It has been three years since the tragic loss of the entire Yaroslav Lokomotiv hockey team and most of the flight crew when the teams’ Yak-42 plane crashed shortly after take-off. Though there were two initial survivors, player Alexander Galimov and flight engineer Alexander Sitzov, Galimov sadly passed away in hospital due to the injuries he sustained in the crash
There were several known players and legends in their respective countries lost in the disaster, leaving the hockey world with gut wrenching pain and sadness of the loss. The hockey world pulled together with emotional tributes pouring out to the team, its fans and the victims’ families. The summer of 2011 had been tough for hockey fans before that with the loss of Derek Boogard, Rick Rypien and Wade Belak. All lives lost too soon. Every year, the world wide hockey community comes together with tributes to those it lost in the summer of 2011. Every player and team member is remembered and their memories live on.

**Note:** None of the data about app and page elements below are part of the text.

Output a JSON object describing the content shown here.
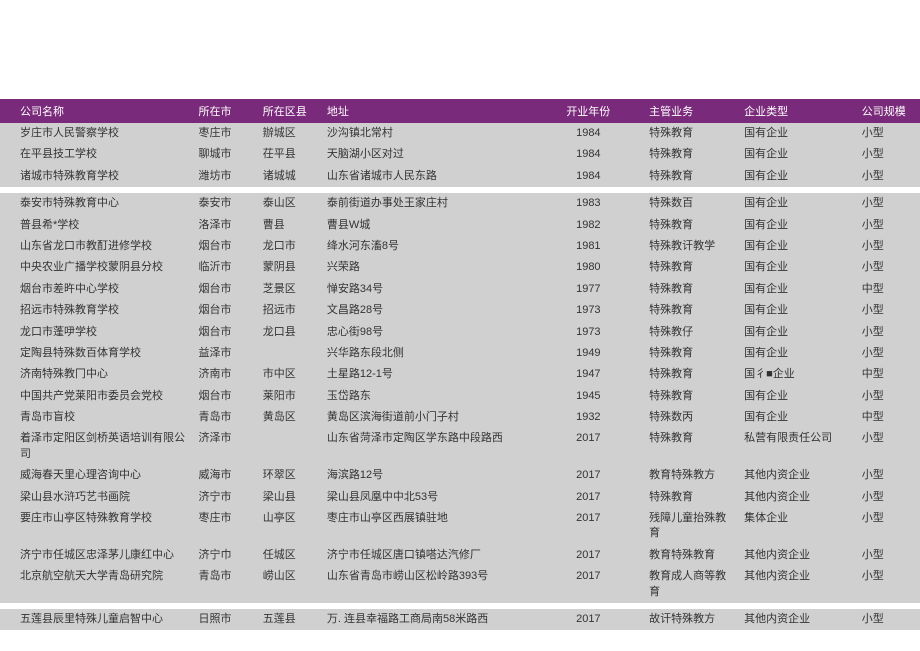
{
  "headers": {
    "name": "公司名称",
    "city": "所在市",
    "district": "所在区县",
    "address": "地址",
    "year": "开业年份",
    "business": "主管业务",
    "type": "企业类型",
    "scale": "公司规模"
  },
  "rows": [
    {
      "name": "岁庄市人民警察学校",
      "city": "枣庄市",
      "district": "辦城区",
      "address": "沙沟镇北常村",
      "year": "1984",
      "business": "特殊教育",
      "type": "国有企业",
      "scale": "小型"
    },
    {
      "name": "在平县技工学校",
      "city": "聊城市",
      "district": "茌平县",
      "address": "天脑湖小区对过",
      "year": "1984",
      "business": "特殊教育",
      "type": "国有企业",
      "scale": "小型"
    },
    {
      "name": "诸城市特殊教育学校",
      "city": "潍坊市",
      "district": "诸城城",
      "address": "山东省诸城市人民东路",
      "year": "1984",
      "business": "特殊教育",
      "type": "国有企业",
      "scale": "小型"
    },
    {
      "spacer": true
    },
    {
      "name": "泰安市特殊教育中心",
      "city": "泰安市",
      "district": "泰山区",
      "address": "泰前街道办事处王家庄村",
      "year": "1983",
      "business": "特殊数百",
      "type": "国有企业",
      "scale": "小型"
    },
    {
      "name": "普县希*学校",
      "city": "洛泽市",
      "district": "曹县",
      "address": "曹县W城",
      "year": "1982",
      "business": "特殊教育",
      "type": "国有企业",
      "scale": "小型"
    },
    {
      "name": "山东省龙口市教酊进修学校",
      "city": "烟台市",
      "district": "龙口市",
      "address": "绛水河东滀8号",
      "year": "1981",
      "business": "特殊教讦教学",
      "type": "国有企业",
      "scale": "小型"
    },
    {
      "name": "中央农业广播学校蒙阴县分校",
      "city": "临沂市",
      "district": "蒙阴县",
      "address": "兴荣路",
      "year": "1980",
      "business": "特殊教育",
      "type": "国有企业",
      "scale": "小型"
    },
    {
      "name": "烟台市差旿中心学校",
      "city": "烟台市",
      "district": "芝景区",
      "address": "惮安路34号",
      "year": "1977",
      "business": "特殊教育",
      "type": "国有企业",
      "scale": "中型"
    },
    {
      "name": "招远市特殊教育学校",
      "city": "烟台市",
      "district": "招远市",
      "address": "文昌路28号",
      "year": "1973",
      "business": "特殊教育",
      "type": "国有企业",
      "scale": "小型"
    },
    {
      "name": "龙口市蓬吚学校",
      "city": "烟台市",
      "district": "龙口县",
      "address": "忠心街98号",
      "year": "1973",
      "business": "特殊教仔",
      "type": "国有企业",
      "scale": "小型"
    },
    {
      "name": "定陶县特殊数百体育学校",
      "city": "益泽市",
      "district": "",
      "address": "兴华路东段北侧",
      "year": "1949",
      "business": "特殊教育",
      "type": "国有企业",
      "scale": "小型"
    },
    {
      "name": "济南特殊教冂中心",
      "city": "济南市",
      "district": "市中区",
      "address": "土星路12-1号",
      "year": "1947",
      "business": "特殊教育",
      "type": "国彳■企业",
      "scale": "中型"
    },
    {
      "name": "中国共产党莱阳市委员会党校",
      "city": "烟台市",
      "district": "莱阳市",
      "address": "玉岱路东",
      "year": "1945",
      "business": "特殊教育",
      "type": "国有企业",
      "scale": "小型"
    },
    {
      "name": "青岛市盲校",
      "city": "青岛市",
      "district": "黄岛区",
      "address": "黄岛区滨海街道前小门子村",
      "year": "1932",
      "business": "特殊数丙",
      "type": "国有企业",
      "scale": "中型"
    },
    {
      "name": "着泽市定阳区剑桥英语培训有限公司",
      "city": "济泽市",
      "district": "",
      "address": "山东省菏泽市定陶区学东路中段路西",
      "year": "2017",
      "business": "  特殊教育",
      "type": "私营有限责任公司",
      "scale": "小型"
    },
    {
      "name": "威海春天里心理咨询中心",
      "city": "威海市",
      "district": "环翠区",
      "address": "海滨路12号",
      "year": "2017",
      "business": "教育特殊教方",
      "type": "其他内资企业",
      "scale": "小型"
    },
    {
      "name": "梁山县水浒巧艺书画院",
      "city": "济宁市",
      "district": "梁山县",
      "address": "梁山县凤凰中中北53号",
      "year": "2017",
      "business": "  特殊教育",
      "type": "其他内资企业",
      "scale": "小型"
    },
    {
      "name": "要庄市山亭区特殊教育学校",
      "city": "枣庄市",
      "district": "山亭区",
      "address": "枣庄市山亭区西展镇驻地",
      "year": "2017",
      "business": "   残障儿童抬殊教育",
      "type": "集体企业",
      "scale": "小型"
    },
    {
      "name": "济宁市任城区忠泽茅儿康红中心",
      "city": "济宁巾",
      "district": "任城区",
      "address": "济宁市任城区唐口镇嗒达汽修厂",
      "year": "2017",
      "business": "教育特殊教育",
      "type": "其他内资企业",
      "scale": "小型"
    },
    {
      "name": "北京航空航天大学青岛研究院",
      "city": "青岛市",
      "district": "崂山区",
      "address": "山东省青岛市崂山区松岭路393号",
      "year": "2017",
      "business": "教育成人商等教育",
      "type": "其他内资企业",
      "scale": "小型"
    },
    {
      "spacer": true
    },
    {
      "name": "五莲县辰里特殊儿童启智中心",
      "city": "日照市",
      "district": "五莲县",
      "address": "万. 连县幸福路工商局南58米路西",
      "year": "2017",
      "business": "故讦特殊教方",
      "type": "其他内资企业",
      "scale": "小型"
    }
  ]
}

The Yaroslav air disaster is an incident that most hockey fans remember where they were and what they were doing. So here is my account of the day, 7th of September 2011:
I was at work and I remember it was a relatively quiet day, which was unusual. I was monitoring news feeds and I came across a news alert on one of the international news feeds and on Slava Malamud’s twitter feed that a plane carrying the Yaroslav Lokomotiv hockey team had crashed after take-off. I started to scour for more information and as more information came available, the bleaker the news. I remember that there was confusion whether Ruslan Salei was on board the plane, with some tweets and news outlets saying that he had been in touch with his family, or that he had traveled to Minsk ahead of his team.
When the news came through that most of the people on board the plane had perished, I just stopped. I went into a state of shock and disbelief. There were players on the plane I had watched play, met (Karlis Skrastins while he played for TPS in Finland) and whose hockey cards I had in my collections. When the televised images from Yaroslav came through with the fans in mourning, I couldn’t hold back my tears. I had to excuse myself to the bathroom and I cried. I felt for the families of those who were lost and the fans of the team.
The rest of the day was a blur, watching and reading the reactions and the overwhelming support that fans of the sport and beyond showed their condolences to the victims and their families.
I remember that my team had a game the weekend after the disaster and rightly, as most games across the world, held a minute of silence in respect to those who the hockey community lost. I remember tweeting that the best way to remember those who perished was to play and enjoy every game you play, as those aboard the plane did. They made their childhood hobbies into a job and loved every minute of it.
Three years on and the pain of the loss – I can only imagine – is still intense for the families, but on the 7th of September, millions of players and fans world wide will spare their thoughts and condolences to the families of those that were lost.
We will remember them.